“Enough room for an ox to lay down.”
That’s the quote about how much room you need to practice. So why do we need to dress up in costumes, perform training rituals, and have clean, level, brightly lit spaces to practice in?
Humans are dumb.
We need to have some Pavlovian training to do anything in this life. Beginners need ritual, routine, safety, special clothes, and the right incense. Then we can become accustomed to a familiar place, scent, sound, etc. When we are trying to focus on our own training. Once you have been in the training hall a few months it becomes background to what is really going on in it. But only the real students realize this level. Most will like the cool swords and shiny trophies and pay their fees a year or ten and never learn anything. We have all met them in our training halls – the ones we wish would stop showing up.
When it is time to move on to a more difficult level of work fear makes an appearance. To try new things may mean you are not what you consider ‘good’ at them. This means you judge yourself or have the madness that you think others will judge you on your unskilled first thousand tries. So instead we will do more of the same rather than leap into the lion’s mouth. Putting a toe in the water of training for twenty years off and on does not make you wet. Unless you’re into that kind of thing.
Try removing the fixtures of your comfort in training. Slowly, one by one adjusting to each in their own time. I started with less lighting, then small spaces, uneven ground, blindfolded, in the forest at night, near the little Creek on iron mountain. Every thing that is removing your training ‘space’ from the real world (nature) is protecting you from distraction and discomfort. Integrating your practice with the world around you – still balanced on uneven ground, doing standing training in the wind (you can’t be still, can you?), Moving your practice between trees but keeping to your form, or disassembling your “form” (choreography) to allow it to run through these obstacles. These things make a real difference in skills and understanding.
I know every real Master I have ever trained with or chatted with. Every one of them was dressed in their normal clothes, teaching at a park, or on their garage roof, or under the eves of a market with no shops. Seems like more than coincidence to me.

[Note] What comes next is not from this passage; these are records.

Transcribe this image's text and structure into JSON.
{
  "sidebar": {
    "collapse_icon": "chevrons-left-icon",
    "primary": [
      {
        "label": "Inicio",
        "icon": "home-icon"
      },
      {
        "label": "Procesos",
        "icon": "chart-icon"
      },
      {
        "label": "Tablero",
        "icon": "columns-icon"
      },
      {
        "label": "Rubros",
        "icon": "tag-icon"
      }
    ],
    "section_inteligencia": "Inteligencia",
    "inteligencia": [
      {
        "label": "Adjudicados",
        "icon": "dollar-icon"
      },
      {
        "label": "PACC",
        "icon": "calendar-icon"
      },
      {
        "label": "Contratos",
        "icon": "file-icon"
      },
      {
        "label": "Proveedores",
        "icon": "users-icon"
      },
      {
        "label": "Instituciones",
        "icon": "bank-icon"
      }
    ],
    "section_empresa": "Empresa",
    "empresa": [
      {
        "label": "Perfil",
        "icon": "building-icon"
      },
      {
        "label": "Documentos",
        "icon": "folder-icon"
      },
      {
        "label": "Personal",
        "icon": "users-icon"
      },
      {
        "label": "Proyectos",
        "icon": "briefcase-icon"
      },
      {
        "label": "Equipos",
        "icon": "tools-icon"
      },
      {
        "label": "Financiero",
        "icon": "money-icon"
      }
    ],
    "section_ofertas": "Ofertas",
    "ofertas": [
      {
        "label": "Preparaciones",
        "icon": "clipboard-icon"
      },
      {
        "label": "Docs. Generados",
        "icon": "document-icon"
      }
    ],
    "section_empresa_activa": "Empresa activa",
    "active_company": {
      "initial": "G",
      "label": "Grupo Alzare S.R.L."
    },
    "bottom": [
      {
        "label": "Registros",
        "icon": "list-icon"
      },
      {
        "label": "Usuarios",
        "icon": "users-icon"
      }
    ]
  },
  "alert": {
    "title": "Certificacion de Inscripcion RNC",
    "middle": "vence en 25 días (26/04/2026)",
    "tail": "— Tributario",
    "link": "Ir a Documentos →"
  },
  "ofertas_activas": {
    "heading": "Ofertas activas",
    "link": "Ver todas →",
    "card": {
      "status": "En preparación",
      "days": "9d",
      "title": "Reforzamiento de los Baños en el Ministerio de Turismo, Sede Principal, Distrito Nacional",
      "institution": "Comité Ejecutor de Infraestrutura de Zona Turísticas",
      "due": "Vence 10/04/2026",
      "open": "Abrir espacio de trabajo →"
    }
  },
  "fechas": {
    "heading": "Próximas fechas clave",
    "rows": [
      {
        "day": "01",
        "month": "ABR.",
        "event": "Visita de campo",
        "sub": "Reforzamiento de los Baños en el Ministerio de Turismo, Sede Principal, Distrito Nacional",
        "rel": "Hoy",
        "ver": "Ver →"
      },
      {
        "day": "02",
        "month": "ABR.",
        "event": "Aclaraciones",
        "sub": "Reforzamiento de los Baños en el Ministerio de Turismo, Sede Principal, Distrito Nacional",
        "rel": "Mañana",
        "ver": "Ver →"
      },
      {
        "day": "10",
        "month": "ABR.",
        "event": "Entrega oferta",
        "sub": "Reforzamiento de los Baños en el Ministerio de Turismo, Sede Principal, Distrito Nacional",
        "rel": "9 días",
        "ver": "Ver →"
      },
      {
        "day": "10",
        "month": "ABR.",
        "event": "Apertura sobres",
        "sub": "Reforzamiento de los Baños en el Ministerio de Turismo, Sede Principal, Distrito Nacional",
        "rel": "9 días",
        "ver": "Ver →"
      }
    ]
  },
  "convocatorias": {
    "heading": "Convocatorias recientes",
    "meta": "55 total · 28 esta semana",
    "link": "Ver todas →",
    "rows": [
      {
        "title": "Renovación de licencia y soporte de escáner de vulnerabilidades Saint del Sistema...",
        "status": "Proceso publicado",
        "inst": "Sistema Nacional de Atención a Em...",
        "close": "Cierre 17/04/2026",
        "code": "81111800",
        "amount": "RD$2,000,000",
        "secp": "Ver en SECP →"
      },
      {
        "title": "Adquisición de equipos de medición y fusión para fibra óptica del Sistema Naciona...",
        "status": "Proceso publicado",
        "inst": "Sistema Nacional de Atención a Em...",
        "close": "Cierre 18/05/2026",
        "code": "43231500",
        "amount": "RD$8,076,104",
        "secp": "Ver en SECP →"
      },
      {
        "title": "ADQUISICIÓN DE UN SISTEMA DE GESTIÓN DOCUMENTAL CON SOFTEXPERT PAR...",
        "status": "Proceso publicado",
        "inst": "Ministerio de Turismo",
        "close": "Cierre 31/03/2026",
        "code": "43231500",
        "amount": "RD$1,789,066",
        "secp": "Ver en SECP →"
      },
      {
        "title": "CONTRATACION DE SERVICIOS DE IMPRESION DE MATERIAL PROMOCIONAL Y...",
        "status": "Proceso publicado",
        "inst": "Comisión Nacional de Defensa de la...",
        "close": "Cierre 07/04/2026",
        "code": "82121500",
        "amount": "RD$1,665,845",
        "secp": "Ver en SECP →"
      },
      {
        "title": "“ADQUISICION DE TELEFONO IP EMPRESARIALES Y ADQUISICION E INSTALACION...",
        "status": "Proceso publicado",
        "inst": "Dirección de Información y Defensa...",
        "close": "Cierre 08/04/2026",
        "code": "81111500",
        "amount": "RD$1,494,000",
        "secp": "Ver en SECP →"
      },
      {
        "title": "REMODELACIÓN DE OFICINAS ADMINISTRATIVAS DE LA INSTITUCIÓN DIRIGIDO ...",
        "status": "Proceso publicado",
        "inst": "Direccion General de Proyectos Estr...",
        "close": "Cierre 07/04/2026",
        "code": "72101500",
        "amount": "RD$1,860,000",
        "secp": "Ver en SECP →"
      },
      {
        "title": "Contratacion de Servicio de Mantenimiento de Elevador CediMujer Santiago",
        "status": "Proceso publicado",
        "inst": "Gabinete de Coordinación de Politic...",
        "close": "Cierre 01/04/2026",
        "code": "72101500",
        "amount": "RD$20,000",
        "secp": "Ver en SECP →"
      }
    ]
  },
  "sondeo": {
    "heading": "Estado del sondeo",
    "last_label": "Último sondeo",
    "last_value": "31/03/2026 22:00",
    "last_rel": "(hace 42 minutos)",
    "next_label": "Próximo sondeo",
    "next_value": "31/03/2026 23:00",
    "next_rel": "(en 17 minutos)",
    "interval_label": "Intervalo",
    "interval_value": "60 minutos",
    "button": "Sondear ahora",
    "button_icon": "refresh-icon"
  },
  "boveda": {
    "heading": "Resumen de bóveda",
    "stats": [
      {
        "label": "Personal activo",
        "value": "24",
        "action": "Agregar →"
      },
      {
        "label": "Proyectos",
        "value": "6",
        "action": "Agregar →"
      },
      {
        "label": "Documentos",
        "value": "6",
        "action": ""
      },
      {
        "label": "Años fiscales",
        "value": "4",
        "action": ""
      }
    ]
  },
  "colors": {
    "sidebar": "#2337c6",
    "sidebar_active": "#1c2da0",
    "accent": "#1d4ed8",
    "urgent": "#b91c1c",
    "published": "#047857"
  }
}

There are tons of crouching tigers and hidden dragons (the actual old saying for ‘hidden masters’). If you are willing to look for them. I mean it’s easy now y’all have the internets to do it.